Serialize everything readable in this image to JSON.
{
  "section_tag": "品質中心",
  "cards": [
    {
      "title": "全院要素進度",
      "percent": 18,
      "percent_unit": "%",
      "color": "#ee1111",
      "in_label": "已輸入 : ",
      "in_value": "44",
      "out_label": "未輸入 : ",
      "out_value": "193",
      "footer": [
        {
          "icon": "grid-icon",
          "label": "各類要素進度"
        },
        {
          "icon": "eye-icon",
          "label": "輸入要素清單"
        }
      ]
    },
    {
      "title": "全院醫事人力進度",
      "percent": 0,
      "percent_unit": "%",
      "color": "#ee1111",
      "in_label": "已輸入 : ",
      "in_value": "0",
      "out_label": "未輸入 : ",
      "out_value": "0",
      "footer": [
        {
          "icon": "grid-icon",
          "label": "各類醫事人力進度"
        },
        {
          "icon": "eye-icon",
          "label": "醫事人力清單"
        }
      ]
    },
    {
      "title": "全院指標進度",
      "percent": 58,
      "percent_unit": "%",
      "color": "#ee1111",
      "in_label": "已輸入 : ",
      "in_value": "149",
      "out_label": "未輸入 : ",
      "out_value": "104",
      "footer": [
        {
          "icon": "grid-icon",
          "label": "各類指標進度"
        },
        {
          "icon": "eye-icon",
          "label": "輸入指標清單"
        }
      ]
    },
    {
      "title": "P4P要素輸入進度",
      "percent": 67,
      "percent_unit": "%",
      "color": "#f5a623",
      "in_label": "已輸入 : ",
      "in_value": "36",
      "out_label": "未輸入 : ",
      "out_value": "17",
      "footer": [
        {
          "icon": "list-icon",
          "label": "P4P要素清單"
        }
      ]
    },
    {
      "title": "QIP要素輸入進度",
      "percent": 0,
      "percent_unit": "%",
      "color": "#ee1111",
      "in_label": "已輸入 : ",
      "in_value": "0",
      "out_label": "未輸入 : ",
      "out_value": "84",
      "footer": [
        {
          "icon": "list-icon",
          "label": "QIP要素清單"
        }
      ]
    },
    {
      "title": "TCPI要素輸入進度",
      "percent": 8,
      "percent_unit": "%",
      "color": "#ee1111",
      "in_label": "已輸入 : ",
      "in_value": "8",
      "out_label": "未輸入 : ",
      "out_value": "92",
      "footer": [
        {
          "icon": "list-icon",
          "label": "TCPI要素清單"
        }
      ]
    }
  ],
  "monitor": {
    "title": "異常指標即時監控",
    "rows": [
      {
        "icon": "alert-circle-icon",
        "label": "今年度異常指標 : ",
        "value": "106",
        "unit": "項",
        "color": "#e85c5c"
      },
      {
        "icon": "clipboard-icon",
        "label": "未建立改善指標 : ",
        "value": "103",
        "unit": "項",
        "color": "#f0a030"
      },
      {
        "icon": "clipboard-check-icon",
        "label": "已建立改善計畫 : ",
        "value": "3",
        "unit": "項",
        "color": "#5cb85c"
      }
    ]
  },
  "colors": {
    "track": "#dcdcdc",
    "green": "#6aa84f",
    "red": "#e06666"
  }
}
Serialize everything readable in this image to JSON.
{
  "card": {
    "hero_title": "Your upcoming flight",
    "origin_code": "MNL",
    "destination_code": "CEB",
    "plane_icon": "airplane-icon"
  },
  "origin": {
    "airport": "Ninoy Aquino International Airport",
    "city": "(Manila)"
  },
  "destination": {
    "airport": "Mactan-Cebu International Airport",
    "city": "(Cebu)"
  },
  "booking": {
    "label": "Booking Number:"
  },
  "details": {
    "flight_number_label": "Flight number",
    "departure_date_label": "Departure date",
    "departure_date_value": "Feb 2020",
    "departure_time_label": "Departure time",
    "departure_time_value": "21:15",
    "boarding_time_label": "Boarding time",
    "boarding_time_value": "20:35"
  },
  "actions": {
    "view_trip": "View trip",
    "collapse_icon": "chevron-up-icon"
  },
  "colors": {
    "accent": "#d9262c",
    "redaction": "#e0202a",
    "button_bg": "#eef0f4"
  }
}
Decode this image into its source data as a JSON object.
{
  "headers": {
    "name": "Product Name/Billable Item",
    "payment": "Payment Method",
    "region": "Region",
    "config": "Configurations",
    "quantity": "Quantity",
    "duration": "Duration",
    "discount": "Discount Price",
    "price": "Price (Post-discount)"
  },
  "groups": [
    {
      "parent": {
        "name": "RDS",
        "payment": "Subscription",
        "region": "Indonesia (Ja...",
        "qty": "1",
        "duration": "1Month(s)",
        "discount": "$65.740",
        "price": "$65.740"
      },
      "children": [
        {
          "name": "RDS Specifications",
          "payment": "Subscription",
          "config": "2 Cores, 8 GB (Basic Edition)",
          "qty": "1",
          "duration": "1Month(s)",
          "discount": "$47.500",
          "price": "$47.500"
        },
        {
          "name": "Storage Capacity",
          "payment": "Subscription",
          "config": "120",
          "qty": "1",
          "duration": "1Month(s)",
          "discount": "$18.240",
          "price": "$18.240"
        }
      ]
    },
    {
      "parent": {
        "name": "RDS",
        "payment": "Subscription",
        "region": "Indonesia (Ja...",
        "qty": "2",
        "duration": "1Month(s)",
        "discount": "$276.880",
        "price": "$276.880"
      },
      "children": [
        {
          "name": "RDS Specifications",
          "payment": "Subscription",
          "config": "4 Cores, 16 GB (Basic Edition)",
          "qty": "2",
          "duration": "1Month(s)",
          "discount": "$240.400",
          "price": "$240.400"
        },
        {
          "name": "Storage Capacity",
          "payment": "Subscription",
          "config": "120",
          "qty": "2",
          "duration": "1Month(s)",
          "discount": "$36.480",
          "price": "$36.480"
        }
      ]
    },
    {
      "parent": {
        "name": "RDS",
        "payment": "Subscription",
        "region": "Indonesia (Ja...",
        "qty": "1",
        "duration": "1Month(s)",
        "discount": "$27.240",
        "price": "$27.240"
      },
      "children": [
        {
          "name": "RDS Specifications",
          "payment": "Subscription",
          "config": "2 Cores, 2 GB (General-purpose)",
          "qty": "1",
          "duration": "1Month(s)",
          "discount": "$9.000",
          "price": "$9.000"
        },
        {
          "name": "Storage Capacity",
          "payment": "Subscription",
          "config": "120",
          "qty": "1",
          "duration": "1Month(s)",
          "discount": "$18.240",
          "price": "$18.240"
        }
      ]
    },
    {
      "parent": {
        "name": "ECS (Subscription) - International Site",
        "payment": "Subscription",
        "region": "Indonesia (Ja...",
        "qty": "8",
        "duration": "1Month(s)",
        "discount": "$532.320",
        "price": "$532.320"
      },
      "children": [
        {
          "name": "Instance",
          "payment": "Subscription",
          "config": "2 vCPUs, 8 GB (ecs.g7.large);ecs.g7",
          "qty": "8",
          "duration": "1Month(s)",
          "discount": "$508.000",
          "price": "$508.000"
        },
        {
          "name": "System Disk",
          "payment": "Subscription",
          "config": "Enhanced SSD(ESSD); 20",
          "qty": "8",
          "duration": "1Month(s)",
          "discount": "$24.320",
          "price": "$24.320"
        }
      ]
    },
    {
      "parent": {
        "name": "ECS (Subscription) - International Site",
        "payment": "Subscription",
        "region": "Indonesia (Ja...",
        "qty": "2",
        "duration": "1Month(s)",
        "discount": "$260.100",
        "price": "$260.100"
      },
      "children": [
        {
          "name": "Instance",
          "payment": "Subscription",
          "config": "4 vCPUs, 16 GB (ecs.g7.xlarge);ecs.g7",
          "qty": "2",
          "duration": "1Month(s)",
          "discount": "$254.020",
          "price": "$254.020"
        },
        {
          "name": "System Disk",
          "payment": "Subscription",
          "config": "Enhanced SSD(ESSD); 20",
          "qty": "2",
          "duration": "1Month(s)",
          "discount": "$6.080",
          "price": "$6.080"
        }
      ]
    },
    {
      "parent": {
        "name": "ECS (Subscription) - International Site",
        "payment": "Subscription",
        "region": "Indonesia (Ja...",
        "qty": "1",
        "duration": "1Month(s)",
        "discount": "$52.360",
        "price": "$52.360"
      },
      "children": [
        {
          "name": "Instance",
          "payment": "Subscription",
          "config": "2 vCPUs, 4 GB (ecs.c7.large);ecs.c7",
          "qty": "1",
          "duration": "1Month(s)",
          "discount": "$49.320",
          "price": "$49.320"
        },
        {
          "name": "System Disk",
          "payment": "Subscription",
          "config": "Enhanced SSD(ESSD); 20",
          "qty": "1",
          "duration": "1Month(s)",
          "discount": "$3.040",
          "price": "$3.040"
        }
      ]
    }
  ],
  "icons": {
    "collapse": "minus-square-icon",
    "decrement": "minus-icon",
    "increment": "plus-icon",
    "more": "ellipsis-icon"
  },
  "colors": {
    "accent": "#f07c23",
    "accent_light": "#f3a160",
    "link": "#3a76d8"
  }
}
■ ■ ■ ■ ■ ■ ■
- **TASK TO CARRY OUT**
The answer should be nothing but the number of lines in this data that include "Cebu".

- **EXERCISE ANSWER**
2